Acid erosion is damage to the teeth that occurs when acid dissolves away the outer protective layer of the teeth, the enamel. The severity of the damage can range from minor to extreme, with the result being severe wear, discoloration, cracks in the teeth and tooth sensitivity (to hot or cold food and drinks, sweet foods or other triggers), potentially requiring extensive dental work to repair. Erosion differs from normal tooth decay because it is specifically the acid that is degrading the tooth structure, whereas during tooth decay, the mouth bacteria present feed on sugars in the mouth, and produce acid as a bi-product, which can break down the enamel over time, forming a cavity. When your dentist in Victoria talk about acid erosion, the acid source is from foods and drinks in the diet or stomach acid, and no bacteria are involved in the erosion process.
Halloween is fast approaching, and with it will come a bag of sweets, chocolate and candy for many children. The sugar in all these treats can wreak havoc on your child’s teeth, or on yours, if you like to indulge in the seasonal sweets as well. Read on to find tips from your Victoria dentist on how you can reduce the chance that your child will end up with a mouthful of Halloween candy-induced cavities…
We are all susceptible to periodontal disease, especially as we age. Periodontal disease is caused by bacterial destruction and infection of the gums and the bone that support the teeth. When left untreated, periodontal disease can lead to swelling of the gums, redness, bleeding and tooth loss. People with diabetes are especially prone to developing gum disease, so it is particularly important that diabetics brush and floss daily and make regular dental check-ups with their Victoria dentist as part of their health care regiment.
As part of your health care team, your dentist can provide care that is vital to maintaining optimal dental health during your pregnancy. Advise your dentist right away if you visit at any time during your pregnancy, or suspect that you are pregnant. The dentist can ensure that special care is taken and attention is paid to certain aspects of your oral health that are particularly important during your pregnancy. In particular, pregnancy gingivitis can be a problem for some mothers-to-be, and visiting your dentist can help to reduce or treat any gum problems that develop.

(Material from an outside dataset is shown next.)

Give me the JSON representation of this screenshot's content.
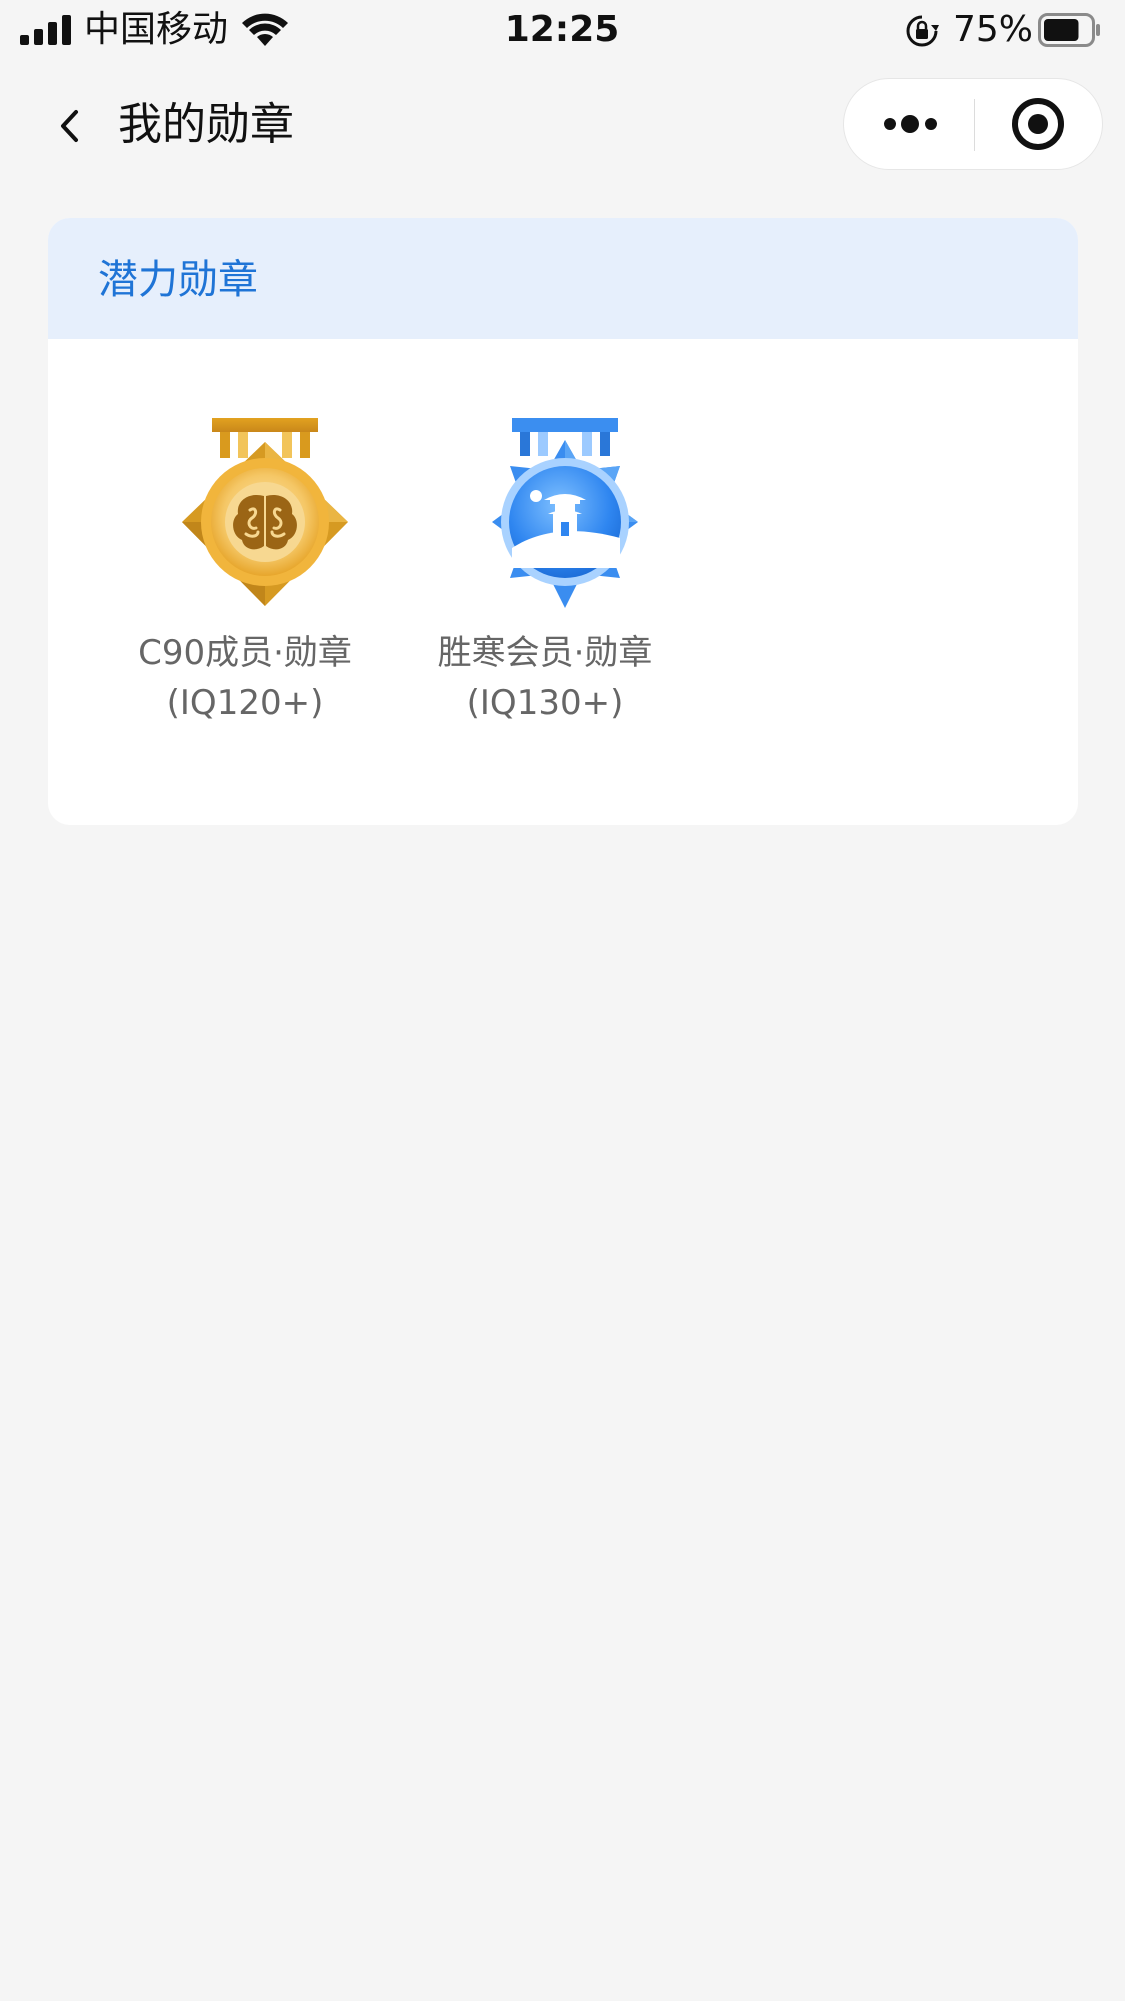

Click on the link below to find out more dental information from your Victoria dentist regarding dentistry while you are pregnant.
Bad Breath – Yuck!

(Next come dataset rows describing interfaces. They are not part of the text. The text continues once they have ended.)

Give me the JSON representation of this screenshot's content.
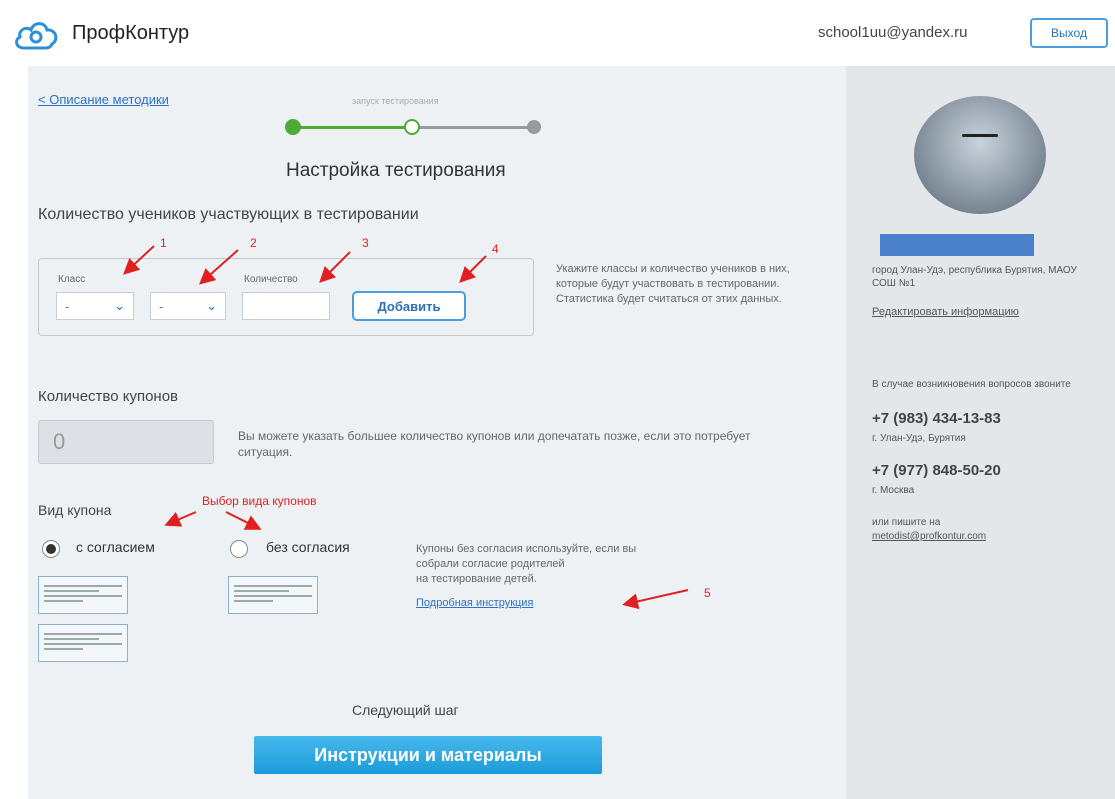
{
  "header": {
    "logo_text": "ПрофКонтур",
    "email": "school1uu@yandex.ru",
    "logout_label": "Выход"
  },
  "nav": {
    "back_link": "Описание методики",
    "stepper_label": "запуск тестирования"
  },
  "page": {
    "title": "Настройка тестирования",
    "students_section_title": "Количество учеников участвующих в тестировании",
    "class_label": "Класс",
    "quantity_label": "Количество",
    "select_class_value": "-",
    "select_letter_value": "-",
    "add_button": "Добавить",
    "students_hint": "Укажите классы и количество учеников в них, которые будут участвовать в тестировании. Статистика будет считаться от этих данных.",
    "coupons_title": "Количество купонов",
    "coupons_value": "0",
    "coupons_hint": "Вы можете указать большее количество купонов или допечатать позже, если это потребует ситуация.",
    "coupon_type_title": "Вид купона",
    "option_with_consent": "с согласием",
    "option_without_consent": "без согласия",
    "consent_hint_lines": [
      "Купоны без согласия используйте, если вы",
      "собрали согласие родителей",
      "на тестирование детей."
    ],
    "instruction_link": "Подробная инструкция",
    "next_step_label": "Следующий шаг",
    "next_button": "Инструкции и материалы"
  },
  "annotations": {
    "n1": "1",
    "n2": "2",
    "n3": "3",
    "n4": "4",
    "n5": "5",
    "coupon_type_note": "Выбор вида купонов"
  },
  "sidebar": {
    "location": "город Улан-Удэ, республика Бурятия, МАОУ СОШ №1",
    "edit_link": "Редактировать информацию",
    "contact_note": "В случае возникновения вопросов звоните",
    "phone1": "+7 (983) 434-13-83",
    "phone1_city": "г. Улан-Удэ, Бурятия",
    "phone2": "+7 (977) 848-50-20",
    "phone2_city": "г. Москва",
    "write_note": "или пишите на",
    "contact_email": "metodist@profkontur.com"
  },
  "colors": {
    "accent": "#4a9ee0",
    "step_done": "#4caa35",
    "annotation_red": "#e02020",
    "primary_button": "#1c9cda"
  }
}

Once in a while we all get that not-so-fresh mouth feeling. Often it can be solved by a through brushing and use of a mouth wash. But what if it’s persistent, returning again and again? It could be having a negative impact on your personal relationships or in your working life. Read on to learn more about the causes of bad breath and how you can prevent it…
Thank you to Dr. C. Ross Crapo and his team for inviting Dr. Ngan Huynh to participate in their annual "Dentistry from the Heart" event in Victoria BC. Dentistry from the heart is a non-profit organization that over the past ten years has spread across the United States and Canada to now include over 200 free dental events annually.
Starting at 8:30am on Saturday, September the 17th the doors were opened at Dr. Crapo's dental office. Supported by an entire team at the clinic, three dentists were able to quickly examine, diagnose and treat dental problems for patients in need. Three hygienists spent time discussing oral hygiene while the patients waited for their treatment. The team focused on minimizing pain and oral disease by treating with fillings, extractions, and even a pulpotomy (partial root canal treatment) on a child.
By the end of the day, the patients had left happy and we were tired but elated that we were able to help so many people. Thank again to all those who were involved. Contact the Dentistry from the Heart organization if you want to host your own event in future. It would not have been possible to spread the word regarding the event without the help of community and media partners.
Story in the Victoria Times Colonist
Video Coverage from CHEK News